#### Brief
The entries that follow must be given again exactly, with the pictures excluded.

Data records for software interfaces
######

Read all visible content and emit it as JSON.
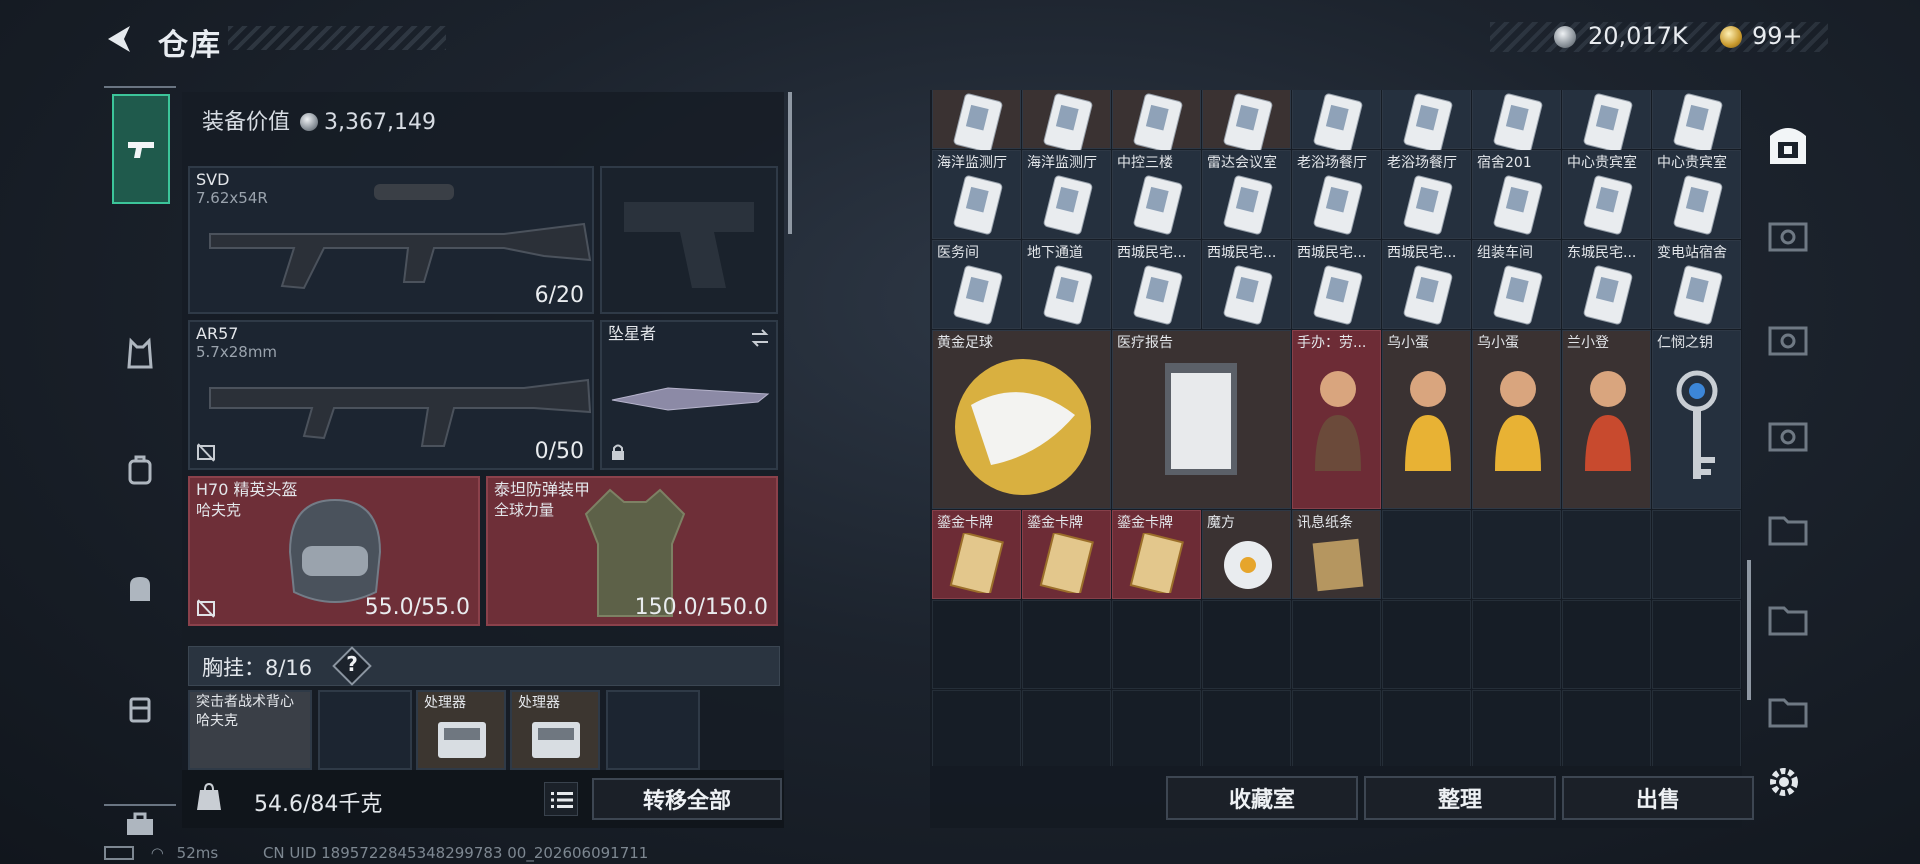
{
  "header": {
    "title": "仓库",
    "currency_silver": "20,017K",
    "currency_gold": "99+"
  },
  "left_nav": {
    "items": [
      "weapon-icon",
      "vest-icon",
      "backpack-icon",
      "bag-icon",
      "case-icon",
      "toolbox-icon"
    ]
  },
  "equipment": {
    "value_label": "装备价值",
    "value": "3,367,149",
    "primary": {
      "name": "SVD",
      "ammo": "7.62x54R",
      "count": "6/20"
    },
    "secondary": {
      "name": "AR57",
      "ammo": "5.7x28mm",
      "count": "0/50"
    },
    "melee": {
      "name": "坠星者"
    },
    "helmet": {
      "name": "H70 精英头盔",
      "maker": "哈夫克",
      "durability": "55.0/55.0"
    },
    "armor": {
      "name": "泰坦防弹装甲",
      "maker": "全球力量",
      "durability": "150.0/150.0"
    },
    "rig": {
      "label": "胸挂：8/16",
      "help": "?",
      "items": [
        {
          "name": "突击者战术背心",
          "maker": "哈夫克"
        },
        {
          "name": ""
        },
        {
          "name": "处理器"
        },
        {
          "name": "处理器"
        },
        {
          "name": ""
        }
      ]
    },
    "weight": "54.6/84千克",
    "transfer_all": "转移全部"
  },
  "inventory": {
    "row1": [
      "",
      "",
      "",
      "",
      "",
      "",
      "",
      "",
      ""
    ],
    "row2": [
      "海洋监测厅",
      "海洋监测厅",
      "中控三楼",
      "雷达会议室",
      "老浴场餐厅",
      "老浴场餐厅",
      "宿舍201",
      "中心贵宾室",
      "中心贵宾室"
    ],
    "row3": [
      "医务间",
      "地下通道",
      "西城民宅...",
      "西城民宅...",
      "西城民宅...",
      "西城民宅...",
      "组装车间",
      "东城民宅...",
      "变电站宿舍"
    ],
    "row4": [
      "黄金足球",
      "医疗报告",
      "手办：劳...",
      "乌小蛋",
      "乌小蛋",
      "兰小登",
      "仁悯之钥"
    ],
    "row5": [
      "鎏金卡牌",
      "鎏金卡牌",
      "鎏金卡牌",
      "魔方",
      "讯息纸条"
    ]
  },
  "actions": {
    "collection": "收藏室",
    "sort": "整理",
    "sell": "出售"
  },
  "status_bar": {
    "ping": "52ms",
    "uid": "CN UID 1895722845348299783 00_202606091711"
  }
}
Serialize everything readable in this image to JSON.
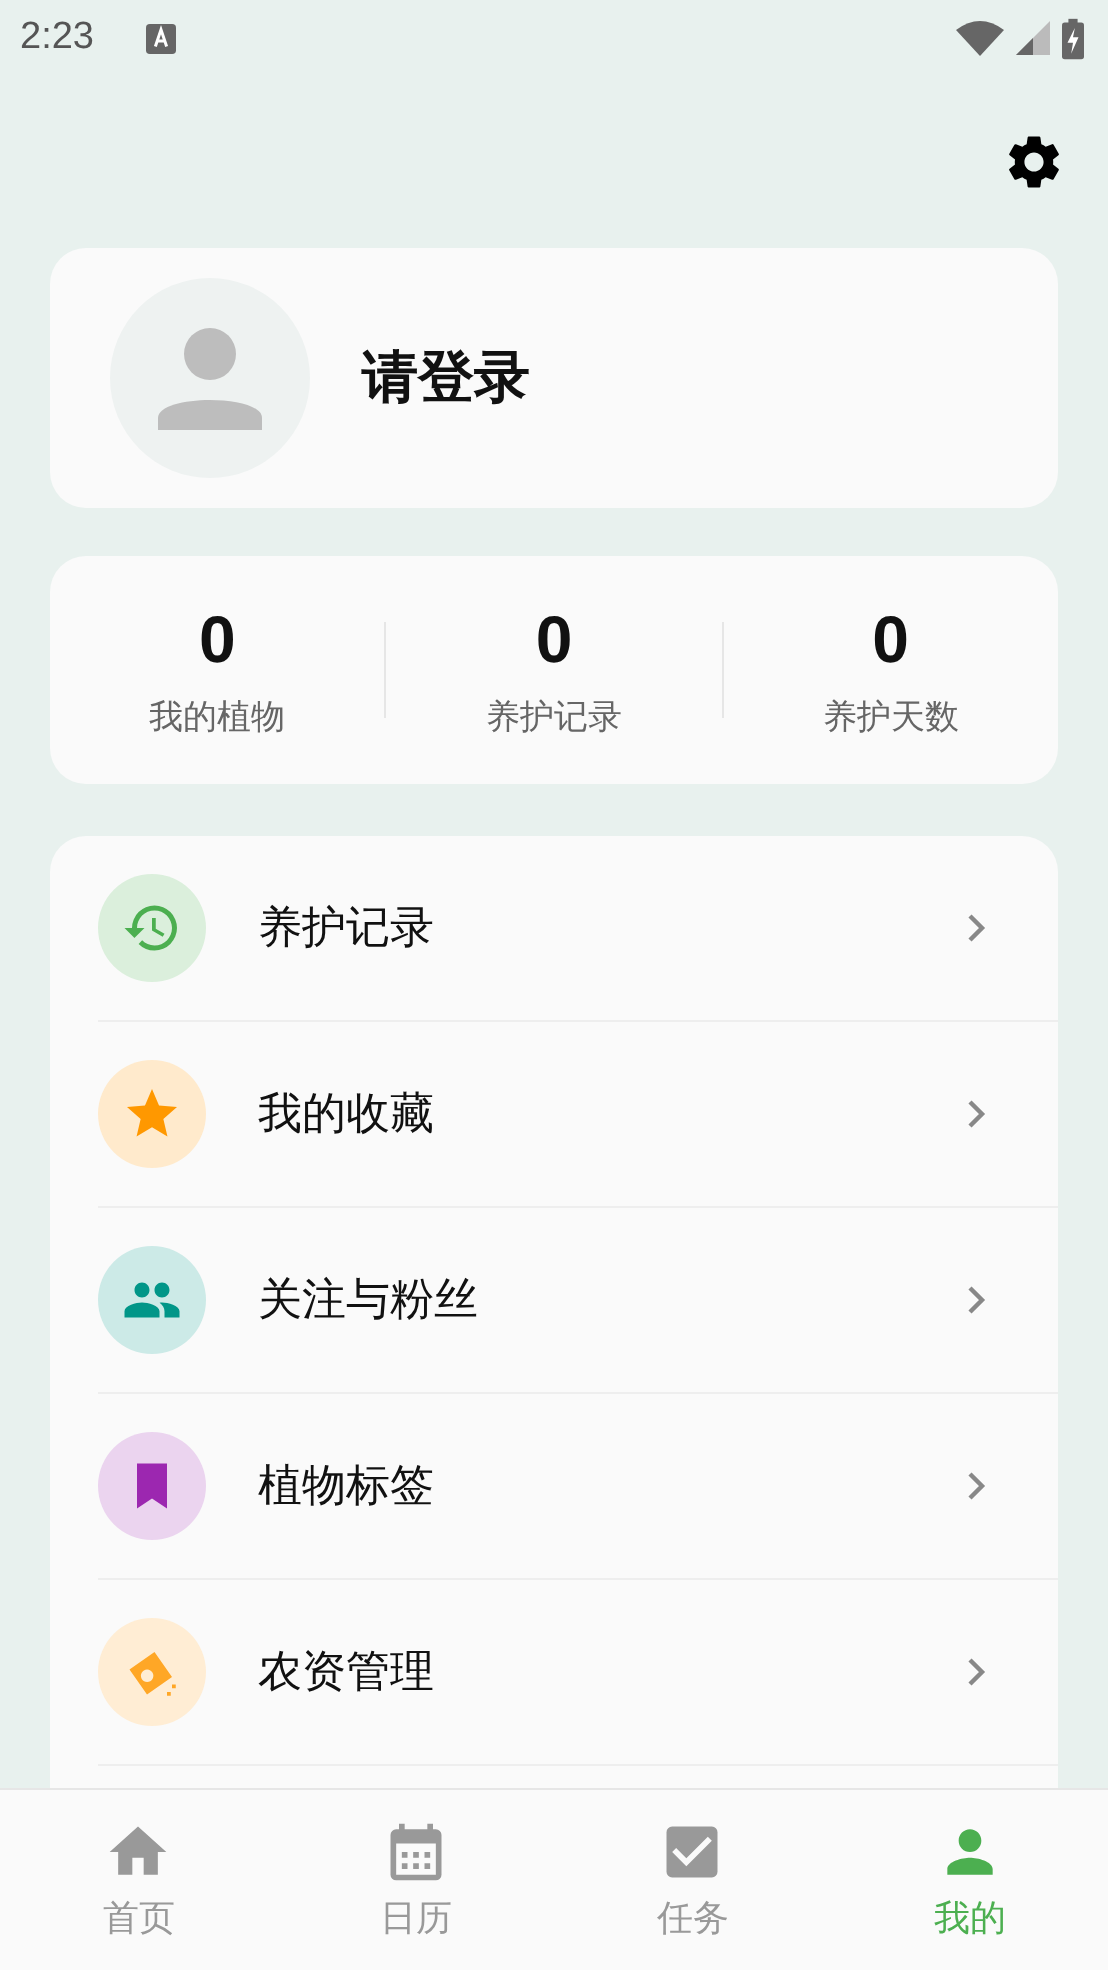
{
  "status_bar": {
    "time": "2:23"
  },
  "profile": {
    "name": "请登录"
  },
  "stats": [
    {
      "value": "0",
      "label": "我的植物"
    },
    {
      "value": "0",
      "label": "养护记录"
    },
    {
      "value": "0",
      "label": "养护天数"
    }
  ],
  "menu": [
    {
      "label": "养护记录",
      "color": "#4caf50"
    },
    {
      "label": "我的收藏",
      "color": "#ff9800"
    },
    {
      "label": "关注与粉丝",
      "color": "#009688"
    },
    {
      "label": "植物标签",
      "color": "#9c27b0"
    },
    {
      "label": "农资管理",
      "color": "#ffa726"
    }
  ],
  "bottom_nav": [
    {
      "label": "首页",
      "selected": false
    },
    {
      "label": "日历",
      "selected": false
    },
    {
      "label": "任务",
      "selected": false
    },
    {
      "label": "我的",
      "selected": true
    }
  ]
}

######

#### Expected answer
Read all visible content and emit it as JSON.
{
  "header": {
    "title": "仓库",
    "currency_silver": "20,017K",
    "currency_gold": "99+"
  },
  "left_nav": {
    "items": [
      "weapon-icon",
      "vest-icon",
      "backpack-icon",
      "bag-icon",
      "case-icon",
      "toolbox-icon"
    ]
  },
  "equipment": {
    "value_label": "装备价值",
    "value": "3,367,149",
    "primary": {
      "name": "SVD",
      "ammo": "7.62x54R",
      "count": "6/20"
    },
    "secondary": {
      "name": "AR57",
      "ammo": "5.7x28mm",
      "count": "0/50"
    },
    "melee": {
      "name": "坠星者"
    },
    "helmet": {
      "name": "H70 精英头盔",
      "maker": "哈夫克",
      "durability": "55.0/55.0"
    },
    "armor": {
      "name": "泰坦防弹装甲",
      "maker": "全球力量",
      "durability": "150.0/150.0"
    },
    "rig": {
      "label": "胸挂：8/16",
      "help": "?",
      "items": [
        {
          "name": "突击者战术背心",
          "maker": "哈夫克"
        },
        {
          "name": ""
        },
        {
          "name": "处理器"
        },
        {
          "name": "处理器"
        },
        {
          "name": ""
        }
      ]
    },
    "weight": "54.6/84千克",
    "transfer_all": "转移全部"
  },
  "inventory": {
    "row1": [
      "",
      "",
      "",
      "",
      "",
      "",
      "",
      "",
      ""
    ],
    "row2": [
      "海洋监测厅",
      "海洋监测厅",
      "中控三楼",
      "雷达会议室",
      "老浴场餐厅",
      "老浴场餐厅",
      "宿舍201",
      "中心贵宾室",
      "中心贵宾室"
    ],
    "row3": [
      "医务间",
      "地下通道",
      "西城民宅...",
      "西城民宅...",
      "西城民宅...",
      "西城民宅...",
      "组装车间",
      "东城民宅...",
      "变电站宿舍"
    ],
    "row4": [
      "黄金足球",
      "医疗报告",
      "手办：劳...",
      "乌小蛋",
      "乌小蛋",
      "兰小登",
      "仁悯之钥"
    ],
    "row5": [
      "鎏金卡牌",
      "鎏金卡牌",
      "鎏金卡牌",
      "魔方",
      "讯息纸条"
    ]
  },
  "actions": {
    "collection": "收藏室",
    "sort": "整理",
    "sell": "出售"
  },
  "status_bar": {
    "ping": "52ms",
    "uid": "CN UID 1895722845348299783 00_202606091711"
  }
}
Serialize everything readable in this image to JSON.
{
  "status_bar": {
    "time": "2:23"
  },
  "profile": {
    "name": "请登录"
  },
  "stats": [
    {
      "value": "0",
      "label": "我的植物"
    },
    {
      "value": "0",
      "label": "养护记录"
    },
    {
      "value": "0",
      "label": "养护天数"
    }
  ],
  "menu": [
    {
      "label": "养护记录",
      "color": "#4caf50"
    },
    {
      "label": "我的收藏",
      "color": "#ff9800"
    },
    {
      "label": "关注与粉丝",
      "color": "#009688"
    },
    {
      "label": "植物标签",
      "color": "#9c27b0"
    },
    {
      "label": "农资管理",
      "color": "#ffa726"
    }
  ],
  "bottom_nav": [
    {
      "label": "首页",
      "selected": false
    },
    {
      "label": "日历",
      "selected": false
    },
    {
      "label": "任务",
      "selected": false
    },
    {
      "label": "我的",
      "selected": true
    }
  ]
}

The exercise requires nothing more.